The Flower Lady
There is an art to life, and central to it is seeing outside of our chattering mind. It’s one thing to meditate, simplify, and reduce, but to do so in the catastrophe of living is quite an other matter. There is truly a gift to going inside the chaos and there is no better way of doing it than human connection.
It has always astounded me how chilled and selfish is much of the interaction between those served and the servers. The checker at the market, the bag boy, the woman at the teller, the leaf blower, the tired crabby old seniors in line at the pharmacy and so it goes. I suppose our painful isolation in the storm is protective instinct, but it does create a callous barrier between us and the wonders of life that do continue to appear if we are wakeful.
I am thinking of the flower lady, now. Her name was Sherri Greenlee. Once or twice a week we go to the local Safeway to shop for groceries. It is a huge box store, teeming with busy mothers, shopping carts, snail slow seniors, the after-school kids enriching the in-house Starbucks and waves of noisy commotion. In that atmosphere hardworking, hard pressed staff accommodate everything and everybody imaginable, dealing with carpel tunnel or standing on their aching feet for hours and hours. Many accept the assault of complaints, whining, rudeness and incivility as part of the job. Damn, can you imagine how that feels, day after day, week after week, month after month?
Sometimes spirituality is as simple as connecting, communicating and listening. I have learned much from my partner in this art of connecting. Tending toward over intellectualization, hermetic withdrawal and an old man’s crabby impatience I am constantly stopped in wonder by my partner’s gift of connection. In all the places we have ever lived over the past twenty years he manages with a bodhisattva’s grace to ‘know’ those around him by listening, asking the right questions and affirming the spirit unfolding. His is a Zorba’s passion for the moment.
He knows about the counter lady’s nasty husband, her son’s jail time for pot and her mother-in law’s Alzheimer’s, about the two jobs she undertakes because her daughter is in nursing school. The baking lady is a minister’s wife, who spent years in Asia as a missionary and volunteers at a local food bank. The vegetable man is newly married and jokes a lot. The checkout lady has a four year old son, who is fixated with the word ‘No.’ and came up with the word ’Fuck’ recently, so the ex-husband is supervised now. And so it goes, this rich stew of human life and that which connects us all—our raw joyful and painful humanity.
Sherri Greenlee was one such connection. She was the manager of the floral station at Safeway—-a large and complex operation that involved non-stop hard work and work that demanded a creative eye for beauty. Sherri also did the outside holiday displays that dazzled the consumer’s eye. She was the first to be encountered entering the store and the last, from our exit.
Sherri was a little over five feet, or so it seemed to me, with beautiful red/gold hair and pale flawless skin.
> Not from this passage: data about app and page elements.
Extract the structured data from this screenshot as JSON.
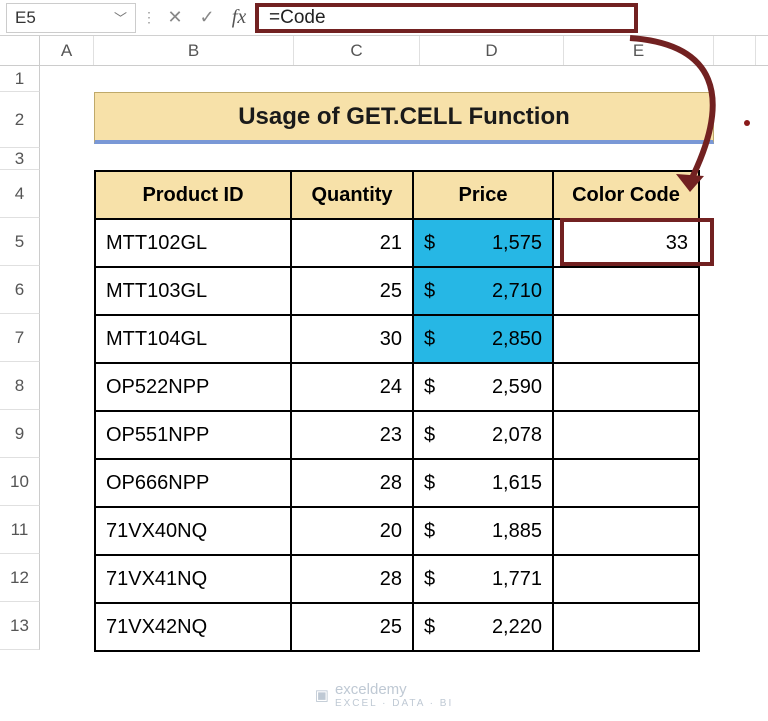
{
  "name_box": {
    "value": "E5"
  },
  "formula_bar": {
    "value": "=Code",
    "fx_label": "fx"
  },
  "columns": {
    "A": "A",
    "B": "B",
    "C": "C",
    "D": "D",
    "E": "E"
  },
  "row_numbers": [
    "1",
    "2",
    "3",
    "4",
    "5",
    "6",
    "7",
    "8",
    "9",
    "10",
    "11",
    "12",
    "13"
  ],
  "title": "Usage of GET.CELL Function",
  "headers": {
    "pid": "Product ID",
    "qty": "Quantity",
    "price": "Price",
    "cc": "Color Code"
  },
  "currency": "$",
  "rows": [
    {
      "pid": "MTT102GL",
      "qty": "21",
      "price": "1,575",
      "highlight": true,
      "cc": "33"
    },
    {
      "pid": "MTT103GL",
      "qty": "25",
      "price": "2,710",
      "highlight": true,
      "cc": ""
    },
    {
      "pid": "MTT104GL",
      "qty": "30",
      "price": "2,850",
      "highlight": true,
      "cc": ""
    },
    {
      "pid": "OP522NPP",
      "qty": "24",
      "price": "2,590",
      "highlight": false,
      "cc": ""
    },
    {
      "pid": "OP551NPP",
      "qty": "23",
      "price": "2,078",
      "highlight": false,
      "cc": ""
    },
    {
      "pid": "OP666NPP",
      "qty": "28",
      "price": "1,615",
      "highlight": false,
      "cc": ""
    },
    {
      "pid": "71VX40NQ",
      "qty": "20",
      "price": "1,885",
      "highlight": false,
      "cc": ""
    },
    {
      "pid": "71VX41NQ",
      "qty": "28",
      "price": "1,771",
      "highlight": false,
      "cc": ""
    },
    {
      "pid": "71VX42NQ",
      "qty": "25",
      "price": "2,220",
      "highlight": false,
      "cc": ""
    }
  ],
  "watermark": {
    "brand": "exceldemy",
    "tag": "EXCEL · DATA · BI"
  },
  "chart_data": {
    "type": "table",
    "title": "Usage of GET.CELL Function",
    "columns": [
      "Product ID",
      "Quantity",
      "Price",
      "Color Code"
    ],
    "rows": [
      [
        "MTT102GL",
        21,
        1575,
        33
      ],
      [
        "MTT103GL",
        25,
        2710,
        null
      ],
      [
        "MTT104GL",
        30,
        2850,
        null
      ],
      [
        "OP522NPP",
        24,
        2590,
        null
      ],
      [
        "OP551NPP",
        23,
        2078,
        null
      ],
      [
        "OP666NPP",
        28,
        1615,
        null
      ],
      [
        "71VX40NQ",
        20,
        1885,
        null
      ],
      [
        "71VX41NQ",
        28,
        1771,
        null
      ],
      [
        "71VX42NQ",
        25,
        2220,
        null
      ]
    ],
    "highlight_rows": [
      0,
      1,
      2
    ],
    "highlight_color_hex": "#26B7E5",
    "active_cell": "E5",
    "formula": "=Code"
  }
}
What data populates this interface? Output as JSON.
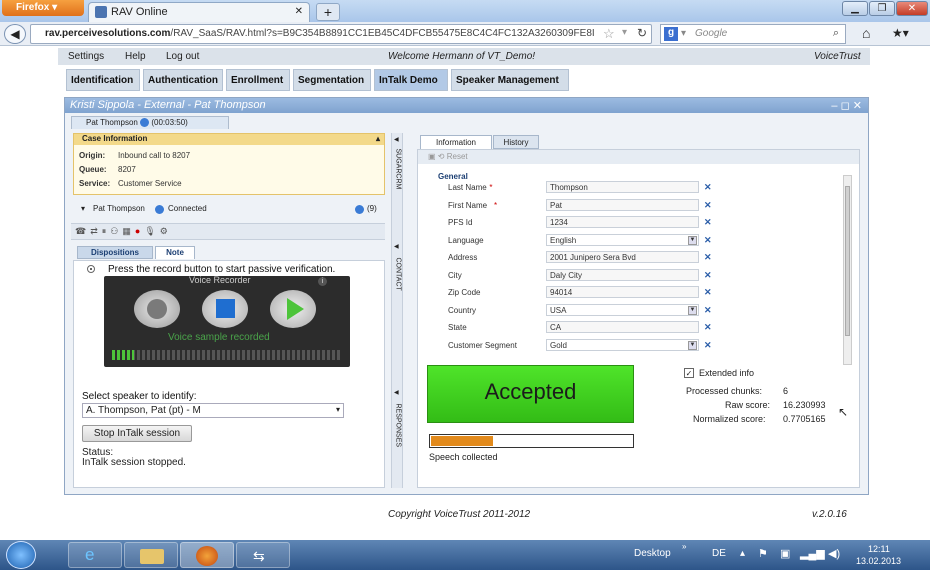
{
  "browser": {
    "app_button": "Firefox",
    "tab_title": "RAV Online",
    "url_host": "rav.perceivesolutions.com",
    "url_path": "/RAV_SaaS/RAV.html?s=B9C354B8891CC1EB45C4DFCB55475E8C4C4FC132A3260309FE8I",
    "search_placeholder": "Google"
  },
  "menu": {
    "settings": "Settings",
    "help": "Help",
    "logout": "Log out",
    "welcome": "Welcome Hermann of VT_Demo!",
    "brand": "VoiceTrust"
  },
  "nav_tabs": [
    "Identification",
    "Authentication",
    "Enrollment",
    "Segmentation",
    "InTalk Demo",
    "Speaker Management"
  ],
  "panel": {
    "title": "Kristi Sippola - External - Pat Thompson",
    "call_tab_name": "Pat Thompson",
    "call_tab_time": "(00:03:50)",
    "case_header": "Case Information",
    "origin_label": "Origin:",
    "origin_value": "Inbound call to 8207",
    "queue_label": "Queue:",
    "queue_value": "8207",
    "service_label": "Service:",
    "service_value": "Customer Service",
    "caller_name": "Pat Thompson",
    "caller_status": "Connected",
    "caller_count": "(9)",
    "sub_tabs": [
      "Dispositions",
      "Note"
    ],
    "side_labels": [
      "SUGARCRM",
      "CONTACT",
      "RESPONSES"
    ],
    "instruction": "Press the record button to start passive verification.",
    "recorder_title": "Voice Recorder",
    "recorder_status": "Voice sample recorded",
    "select_label": "Select speaker to identify:",
    "select_value": "A. Thompson, Pat (pt) - M",
    "stop_button": "Stop InTalk session",
    "status_label": "Status:",
    "status_value": "InTalk session stopped."
  },
  "info": {
    "tabs": [
      "Information",
      "History"
    ],
    "reset": "Reset",
    "section": "General",
    "fields": [
      {
        "label": "Last Name",
        "value": "Thompson",
        "required": true,
        "dropdown": false
      },
      {
        "label": "First Name",
        "value": "Pat",
        "required": true,
        "dropdown": false
      },
      {
        "label": "PFS Id",
        "value": "1234",
        "required": false,
        "dropdown": false
      },
      {
        "label": "Language",
        "value": "English",
        "required": false,
        "dropdown": true
      },
      {
        "label": "Address",
        "value": "2001 Junipero Sera Bvd",
        "required": false,
        "dropdown": false
      },
      {
        "label": "City",
        "value": "Daly City",
        "required": false,
        "dropdown": false
      },
      {
        "label": "Zip Code",
        "value": "94014",
        "required": false,
        "dropdown": false
      },
      {
        "label": "Country",
        "value": "USA",
        "required": false,
        "dropdown": true
      },
      {
        "label": "State",
        "value": "CA",
        "required": false,
        "dropdown": false
      },
      {
        "label": "Customer Segment",
        "value": "Gold",
        "required": false,
        "dropdown": true
      }
    ],
    "result": "Accepted",
    "extended_label": "Extended info",
    "processed_label": "Processed chunks:",
    "processed_value": "6",
    "raw_label": "Raw score:",
    "raw_value": "16.230993",
    "norm_label": "Normalized score:",
    "norm_value": "0.7705165",
    "speech_label": "Speech collected",
    "speech_progress": 0.31
  },
  "footer": {
    "copyright": "Copyright VoiceTrust 2011-2012",
    "version": "v.2.0.16"
  },
  "taskbar": {
    "desktop": "Desktop",
    "lang": "DE",
    "time": "12:11",
    "date": "13.02.2013"
  },
  "colors": {
    "accepted": "#44d11f",
    "progress": "#e28a1c",
    "nav_active": "#b2c9e6"
  }
}
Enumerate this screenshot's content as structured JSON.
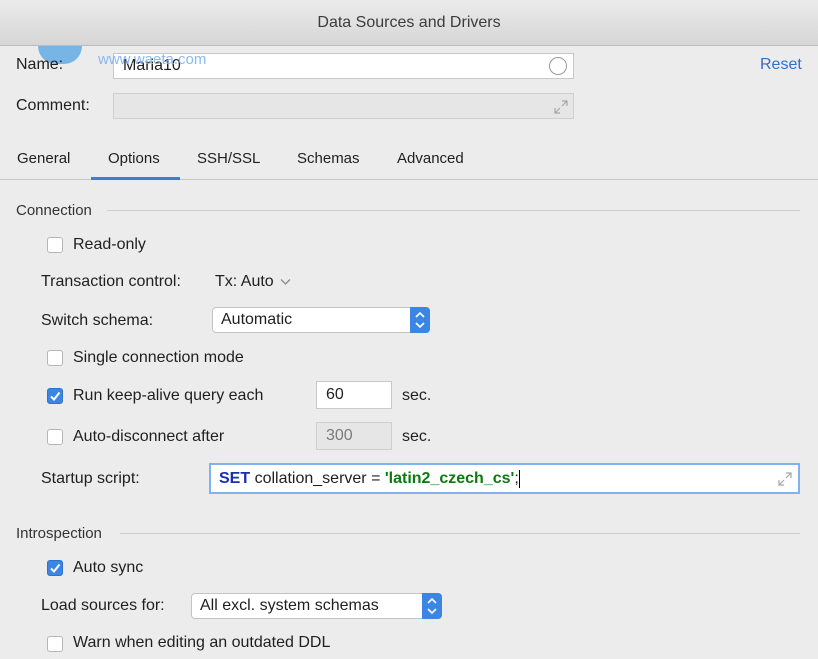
{
  "window": {
    "title": "Data Sources and Drivers"
  },
  "form": {
    "name_label": "Name:",
    "name_value": "Maria10",
    "comment_label": "Comment:",
    "comment_value": "",
    "reset_label": "Reset",
    "watermark_text": "www.waeta.com"
  },
  "tabs": [
    {
      "label": "General",
      "active": false
    },
    {
      "label": "Options",
      "active": true
    },
    {
      "label": "SSH/SSL",
      "active": false
    },
    {
      "label": "Schemas",
      "active": false
    },
    {
      "label": "Advanced",
      "active": false
    }
  ],
  "connection": {
    "section_title": "Connection",
    "read_only": {
      "label": "Read-only",
      "checked": false
    },
    "transaction_control": {
      "label": "Transaction control:",
      "value": "Tx: Auto"
    },
    "switch_schema": {
      "label": "Switch schema:",
      "value": "Automatic"
    },
    "single_connection": {
      "label": "Single connection mode",
      "checked": false
    },
    "keep_alive": {
      "label": "Run keep-alive query each",
      "checked": true,
      "value": "60",
      "unit": "sec."
    },
    "auto_disconnect": {
      "label": "Auto-disconnect after",
      "checked": false,
      "value": "300",
      "unit": "sec."
    },
    "startup_script": {
      "label": "Startup script:",
      "keyword": "SET",
      "middle": " collation_server = ",
      "string": "'latin2_czech_cs'",
      "end": ";"
    }
  },
  "introspection": {
    "section_title": "Introspection",
    "auto_sync": {
      "label": "Auto sync",
      "checked": true
    },
    "load_sources": {
      "label": "Load sources for:",
      "value": "All excl. system schemas"
    },
    "warn_outdated": {
      "label": "Warn when editing an outdated DDL",
      "checked": false
    }
  },
  "colors": {
    "accent": "#3b86e2",
    "keyword": "#1a2db5",
    "string": "#0c7a10",
    "link": "#2f6fcf"
  },
  "icons": {
    "checkmark": "checkmark-icon",
    "expand": "expand-icon",
    "chevron": "chevron-down-icon",
    "stepper": "up-down-stepper-icon",
    "clear": "circle-icon"
  }
}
She was the mother of three and a grandmother, who devoted her precious spare time to community and her kids’ athletic activities. She loved to have the chance to advise on floral combinations or what was special that day. One imagined it wasn’t that often people asked her. Listening to her talk about these mundane genre activities was mesmerizing. She made the ordinary magical, and in no small way exuded the positive path she made though the catastrophe of a busy life.
Not too many hours after our last visit with her Sherri’s Mustang was found crashed into a tree on the way home. It is speculated she had a stroke or heart attack. Take the time to connect. Tell folks you appreciate their help, their service, themselves.